Correspondence should be addressed to Sabrina Congedi; sabricongedi@gmail.com

Received 30 January 2017; Revised 4 March 2017; Accepted 27 March 2017; Published 3 April 2017

Academic Editor: Anibh Martin Das

Caption: FIGURE 1: Rachis MRI detecting the presence of GAG around the dens of the epistropheus and the anomalies of spinal canal's diameter.

Caption: FIGURE 2: Dorsal scoliosis.

Caption: FIGURE 3: Straightening of rachis's curve.
TABLE 1: Experiences about pain in children with MPS.

Source                   Subjects                   MPS type

Brans et          89 adult and pediatric       MPS I, MPS II, MPS
  al. [10]          MPS patients (55 of       III, MPS IV, MPS VI,
                whom agreed to participate)     MPS type unknown

Hendriksz           Adult and pediatric        Morquio A Syndrome
  et al. [23]        MPS patients with             (MPS IVA)

Vijay and         29 adult and pediatric        Attenuated MPSI
  Wraith [11]          MPS patients                phenotype

White and        18 pediatric MPS patients           MPSIII
  Sousa [12]

de Ruijter        33 adult and pediatric        MPS-3A, MPS-3B,
  et al. [13]        MPS III patients                MPS-3C

Source                       Prevalence of joint pain

Brans et         69% of children reported joint pain, mainly hip
  al. [10]          (27,8%) and back pain (25,9%). The highest
                        frequency of pain was observed in
                              MPS III group (52.9%)
Hendriksz        64% of children reported joint pain (spinal area
  et al. [23]         (63%), lower extremities (100%), upper
                 extremities (69%), and head and neck area (56%))
Vijay and          Progressive arthropathy (86%), fixed flexion
  Wraith [11]     deformity of the fingers (24%), and kyphosis,
                         scoliosis, and/or lordosis (24%)
White and       Many patients requested orthopaedic evaluation of
  Sousa [12]     hip pain (hip dysplasia in 8 patients; bilateral
                osteonecrosis of the femoral heads in 4 patients)
de Ruijter        For 15 of the 33 patients, pain was indicated
  et al. [13]                  in one or both hips
COPYRIGHT 2017 Hindawi Limited
No portion of this article can be reproduced without the express written permission from the copyright holder.
Copyright 2017 Gale, Cengage Learning. All rights reserved.
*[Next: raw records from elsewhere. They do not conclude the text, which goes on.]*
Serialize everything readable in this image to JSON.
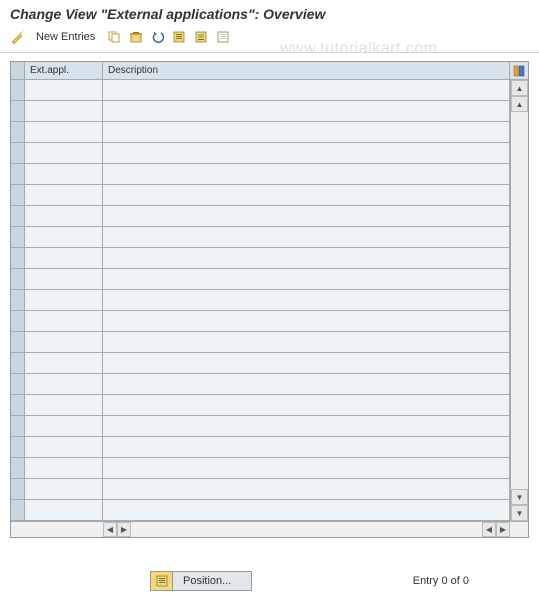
{
  "header": {
    "title": "Change View \"External applications\": Overview"
  },
  "toolbar": {
    "new_entries_label": "New Entries",
    "icons": {
      "wand": "wand-icon",
      "copy": "copy-icon",
      "delete": "delete-icon",
      "undo": "undo-icon",
      "select_all": "select-all-icon",
      "select_block": "select-block-icon",
      "deselect_all": "deselect-all-icon"
    }
  },
  "table": {
    "columns": {
      "ext_appl": "Ext.appl.",
      "description": "Description"
    },
    "row_count": 21
  },
  "footer": {
    "position_label": "Position...",
    "entry_status": "Entry 0 of 0"
  },
  "watermark": "www.tutorialkart.com"
}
Article Details
Printer friendly Cite/link Email Feedback
Title Annotation:Case Report
Author:Congedi, Sabrina; Di Pede, Chiara; Scarpa, Maurizio; Rampazzo, Angelica; Benini, Franca
Publication:Case Reports in Pediatrics
Article Type:Clinical report
Date:Jan 1, 2017
Words:3236
Previous Article:Spiral Fracture in Young Infant Causing a Diagnostic Dilemma: Nutritional Rickets versus Child Abuse.
Next Article:Neonatal Liver Failure and Congenital Cirrhosis due to Gestational Alloimmune Liver Disease: A Case Report and Literature Review.
Topics:

Terms of use | Privacy policy | Copyright © 2021 Farlex, Inc. | Feedback | For webmasters